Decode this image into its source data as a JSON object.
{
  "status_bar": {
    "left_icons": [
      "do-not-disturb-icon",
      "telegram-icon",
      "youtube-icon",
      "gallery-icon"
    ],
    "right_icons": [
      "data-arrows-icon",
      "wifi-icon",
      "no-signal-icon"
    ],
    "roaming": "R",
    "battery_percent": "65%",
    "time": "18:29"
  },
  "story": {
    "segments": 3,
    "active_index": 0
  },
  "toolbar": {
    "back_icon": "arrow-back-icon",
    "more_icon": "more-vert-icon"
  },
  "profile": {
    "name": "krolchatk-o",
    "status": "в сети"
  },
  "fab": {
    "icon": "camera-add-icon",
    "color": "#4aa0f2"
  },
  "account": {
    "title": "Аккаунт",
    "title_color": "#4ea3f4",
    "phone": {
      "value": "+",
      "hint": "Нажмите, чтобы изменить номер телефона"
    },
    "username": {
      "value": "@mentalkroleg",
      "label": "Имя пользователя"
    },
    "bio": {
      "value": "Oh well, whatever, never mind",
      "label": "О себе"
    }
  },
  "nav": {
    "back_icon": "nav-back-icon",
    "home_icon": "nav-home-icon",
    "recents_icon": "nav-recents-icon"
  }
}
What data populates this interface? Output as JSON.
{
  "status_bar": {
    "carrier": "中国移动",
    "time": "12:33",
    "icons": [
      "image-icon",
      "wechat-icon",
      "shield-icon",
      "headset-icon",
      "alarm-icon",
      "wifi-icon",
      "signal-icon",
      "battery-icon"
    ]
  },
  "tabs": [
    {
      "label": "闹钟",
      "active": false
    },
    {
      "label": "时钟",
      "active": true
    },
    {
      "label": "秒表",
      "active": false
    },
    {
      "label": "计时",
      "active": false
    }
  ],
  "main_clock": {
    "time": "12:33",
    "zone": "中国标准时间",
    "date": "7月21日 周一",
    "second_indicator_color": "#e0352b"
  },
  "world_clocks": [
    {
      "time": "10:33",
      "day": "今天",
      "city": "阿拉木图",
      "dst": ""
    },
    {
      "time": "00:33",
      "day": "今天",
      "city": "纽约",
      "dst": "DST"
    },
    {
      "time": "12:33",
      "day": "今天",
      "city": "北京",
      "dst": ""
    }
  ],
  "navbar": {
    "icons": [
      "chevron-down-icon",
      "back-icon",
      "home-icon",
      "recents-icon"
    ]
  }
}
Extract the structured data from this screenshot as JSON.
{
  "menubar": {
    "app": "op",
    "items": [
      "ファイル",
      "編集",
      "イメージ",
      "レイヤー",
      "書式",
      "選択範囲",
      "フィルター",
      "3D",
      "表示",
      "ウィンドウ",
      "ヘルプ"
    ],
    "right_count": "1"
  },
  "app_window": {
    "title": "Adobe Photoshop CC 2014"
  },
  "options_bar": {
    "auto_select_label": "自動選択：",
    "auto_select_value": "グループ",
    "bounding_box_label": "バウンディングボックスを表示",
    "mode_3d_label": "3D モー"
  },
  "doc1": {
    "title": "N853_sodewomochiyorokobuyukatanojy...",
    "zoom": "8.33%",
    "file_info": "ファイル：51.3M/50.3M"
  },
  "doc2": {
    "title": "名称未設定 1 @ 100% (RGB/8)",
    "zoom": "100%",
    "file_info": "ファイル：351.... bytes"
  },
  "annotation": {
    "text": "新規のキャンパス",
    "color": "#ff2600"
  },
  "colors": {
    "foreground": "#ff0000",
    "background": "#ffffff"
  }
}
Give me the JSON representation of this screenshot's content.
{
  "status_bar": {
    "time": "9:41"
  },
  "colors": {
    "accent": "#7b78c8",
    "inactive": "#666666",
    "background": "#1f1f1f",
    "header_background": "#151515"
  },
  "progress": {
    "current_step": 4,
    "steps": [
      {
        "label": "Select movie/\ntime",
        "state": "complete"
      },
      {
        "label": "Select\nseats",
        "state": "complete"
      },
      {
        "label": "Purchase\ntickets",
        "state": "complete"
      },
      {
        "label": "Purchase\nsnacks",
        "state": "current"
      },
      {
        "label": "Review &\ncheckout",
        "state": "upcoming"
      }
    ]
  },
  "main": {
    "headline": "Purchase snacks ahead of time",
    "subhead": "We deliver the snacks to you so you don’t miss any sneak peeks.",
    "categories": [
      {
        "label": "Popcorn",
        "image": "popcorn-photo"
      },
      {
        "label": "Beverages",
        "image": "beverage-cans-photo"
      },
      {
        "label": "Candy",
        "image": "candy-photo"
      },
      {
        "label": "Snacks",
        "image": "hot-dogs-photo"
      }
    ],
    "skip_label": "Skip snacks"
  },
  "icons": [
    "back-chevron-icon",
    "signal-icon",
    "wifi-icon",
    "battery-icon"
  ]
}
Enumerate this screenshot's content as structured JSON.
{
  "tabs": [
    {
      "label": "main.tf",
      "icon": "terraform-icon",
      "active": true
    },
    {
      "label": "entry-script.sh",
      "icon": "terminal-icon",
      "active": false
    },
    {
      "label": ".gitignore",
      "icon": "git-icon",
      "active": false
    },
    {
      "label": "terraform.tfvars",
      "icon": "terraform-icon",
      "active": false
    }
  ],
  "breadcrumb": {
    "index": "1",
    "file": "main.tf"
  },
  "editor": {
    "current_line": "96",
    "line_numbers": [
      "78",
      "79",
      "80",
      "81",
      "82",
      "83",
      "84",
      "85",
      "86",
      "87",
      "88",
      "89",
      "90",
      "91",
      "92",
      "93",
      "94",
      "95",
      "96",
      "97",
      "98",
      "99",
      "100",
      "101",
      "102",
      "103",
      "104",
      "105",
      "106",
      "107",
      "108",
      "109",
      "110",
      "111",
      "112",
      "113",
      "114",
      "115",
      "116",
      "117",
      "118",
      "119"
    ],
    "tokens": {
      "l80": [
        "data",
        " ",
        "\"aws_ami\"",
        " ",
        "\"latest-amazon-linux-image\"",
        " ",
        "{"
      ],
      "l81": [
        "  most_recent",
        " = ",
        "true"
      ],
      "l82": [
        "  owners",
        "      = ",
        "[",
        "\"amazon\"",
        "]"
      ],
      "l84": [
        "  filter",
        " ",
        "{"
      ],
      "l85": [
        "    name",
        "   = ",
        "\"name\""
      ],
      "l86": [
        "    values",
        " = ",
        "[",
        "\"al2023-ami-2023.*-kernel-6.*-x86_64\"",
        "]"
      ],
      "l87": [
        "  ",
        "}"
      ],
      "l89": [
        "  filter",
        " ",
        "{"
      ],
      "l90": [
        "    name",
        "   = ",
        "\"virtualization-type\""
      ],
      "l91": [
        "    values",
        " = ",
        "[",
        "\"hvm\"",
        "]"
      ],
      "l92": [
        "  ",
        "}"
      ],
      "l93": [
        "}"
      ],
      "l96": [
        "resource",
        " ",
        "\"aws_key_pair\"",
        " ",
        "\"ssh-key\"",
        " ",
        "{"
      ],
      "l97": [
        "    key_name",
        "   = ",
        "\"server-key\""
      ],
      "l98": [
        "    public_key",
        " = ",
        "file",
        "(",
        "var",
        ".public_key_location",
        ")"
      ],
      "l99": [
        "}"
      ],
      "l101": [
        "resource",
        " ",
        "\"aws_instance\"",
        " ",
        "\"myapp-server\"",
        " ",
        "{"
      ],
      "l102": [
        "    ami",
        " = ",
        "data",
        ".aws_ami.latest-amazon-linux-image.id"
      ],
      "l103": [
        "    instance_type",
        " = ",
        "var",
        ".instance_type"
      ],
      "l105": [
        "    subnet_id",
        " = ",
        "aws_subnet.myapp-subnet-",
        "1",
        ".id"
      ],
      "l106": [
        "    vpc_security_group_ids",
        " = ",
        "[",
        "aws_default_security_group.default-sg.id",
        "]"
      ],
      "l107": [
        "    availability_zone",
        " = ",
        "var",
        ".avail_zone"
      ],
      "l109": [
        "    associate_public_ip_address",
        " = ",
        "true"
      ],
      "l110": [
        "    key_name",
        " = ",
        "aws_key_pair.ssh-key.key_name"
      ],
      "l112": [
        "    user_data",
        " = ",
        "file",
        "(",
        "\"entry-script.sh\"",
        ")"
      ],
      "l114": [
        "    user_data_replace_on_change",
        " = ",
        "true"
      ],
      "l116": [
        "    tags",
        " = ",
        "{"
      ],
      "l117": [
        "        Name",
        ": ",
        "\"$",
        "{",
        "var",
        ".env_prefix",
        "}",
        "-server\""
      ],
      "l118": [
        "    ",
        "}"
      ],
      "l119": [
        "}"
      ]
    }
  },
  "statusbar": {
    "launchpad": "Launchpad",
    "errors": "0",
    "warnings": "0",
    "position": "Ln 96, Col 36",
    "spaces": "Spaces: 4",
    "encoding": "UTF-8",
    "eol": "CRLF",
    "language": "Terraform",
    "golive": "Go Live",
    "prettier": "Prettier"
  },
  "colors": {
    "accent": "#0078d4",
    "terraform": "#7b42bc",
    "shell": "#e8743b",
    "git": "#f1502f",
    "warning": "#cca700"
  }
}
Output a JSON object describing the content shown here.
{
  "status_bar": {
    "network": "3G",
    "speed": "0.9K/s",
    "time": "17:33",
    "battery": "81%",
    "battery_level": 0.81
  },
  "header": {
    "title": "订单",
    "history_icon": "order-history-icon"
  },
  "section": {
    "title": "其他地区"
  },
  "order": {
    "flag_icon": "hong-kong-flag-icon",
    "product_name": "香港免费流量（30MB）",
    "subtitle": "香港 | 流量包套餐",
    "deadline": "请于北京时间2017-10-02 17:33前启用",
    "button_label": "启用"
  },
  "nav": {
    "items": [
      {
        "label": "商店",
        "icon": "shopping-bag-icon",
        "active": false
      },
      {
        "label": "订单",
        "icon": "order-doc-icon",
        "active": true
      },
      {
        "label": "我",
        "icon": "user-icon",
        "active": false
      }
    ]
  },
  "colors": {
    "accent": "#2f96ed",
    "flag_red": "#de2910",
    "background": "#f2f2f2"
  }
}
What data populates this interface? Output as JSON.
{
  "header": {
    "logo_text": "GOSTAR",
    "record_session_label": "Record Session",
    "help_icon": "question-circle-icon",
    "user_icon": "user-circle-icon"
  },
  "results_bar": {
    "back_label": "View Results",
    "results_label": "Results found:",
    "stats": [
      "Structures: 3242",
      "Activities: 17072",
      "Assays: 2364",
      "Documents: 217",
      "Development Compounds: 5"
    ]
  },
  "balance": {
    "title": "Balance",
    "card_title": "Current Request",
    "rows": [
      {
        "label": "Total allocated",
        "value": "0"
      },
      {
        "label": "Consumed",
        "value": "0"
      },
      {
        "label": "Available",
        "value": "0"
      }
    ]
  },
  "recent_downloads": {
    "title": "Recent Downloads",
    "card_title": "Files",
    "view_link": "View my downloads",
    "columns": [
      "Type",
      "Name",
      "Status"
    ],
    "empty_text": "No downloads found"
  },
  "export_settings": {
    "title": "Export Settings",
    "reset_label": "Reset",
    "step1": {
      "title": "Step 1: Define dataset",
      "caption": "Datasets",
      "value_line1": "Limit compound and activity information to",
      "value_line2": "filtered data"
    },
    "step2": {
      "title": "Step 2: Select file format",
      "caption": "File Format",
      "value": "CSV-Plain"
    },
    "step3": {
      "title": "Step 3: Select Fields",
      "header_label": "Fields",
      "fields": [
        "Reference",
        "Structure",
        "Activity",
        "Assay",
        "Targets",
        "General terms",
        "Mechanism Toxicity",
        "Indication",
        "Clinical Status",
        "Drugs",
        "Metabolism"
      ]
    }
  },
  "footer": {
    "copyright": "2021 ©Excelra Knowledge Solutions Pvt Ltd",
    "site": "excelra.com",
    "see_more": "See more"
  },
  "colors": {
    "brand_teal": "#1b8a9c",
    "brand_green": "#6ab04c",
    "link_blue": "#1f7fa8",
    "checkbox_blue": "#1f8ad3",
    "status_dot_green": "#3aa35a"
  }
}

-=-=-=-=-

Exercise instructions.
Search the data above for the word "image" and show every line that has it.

Answer to the problem.
Decode this image into its source data as a JSON object.
      "image-icon",
        "image": "popcorn-photo"
        "image": "beverage-cans-photo"
        "image": "candy-photo"
        "image": "hot-dogs-photo"
        "\"latest-amazon-linux-image\"",
        ".aws_ami.latest-amazon-linux-image.id"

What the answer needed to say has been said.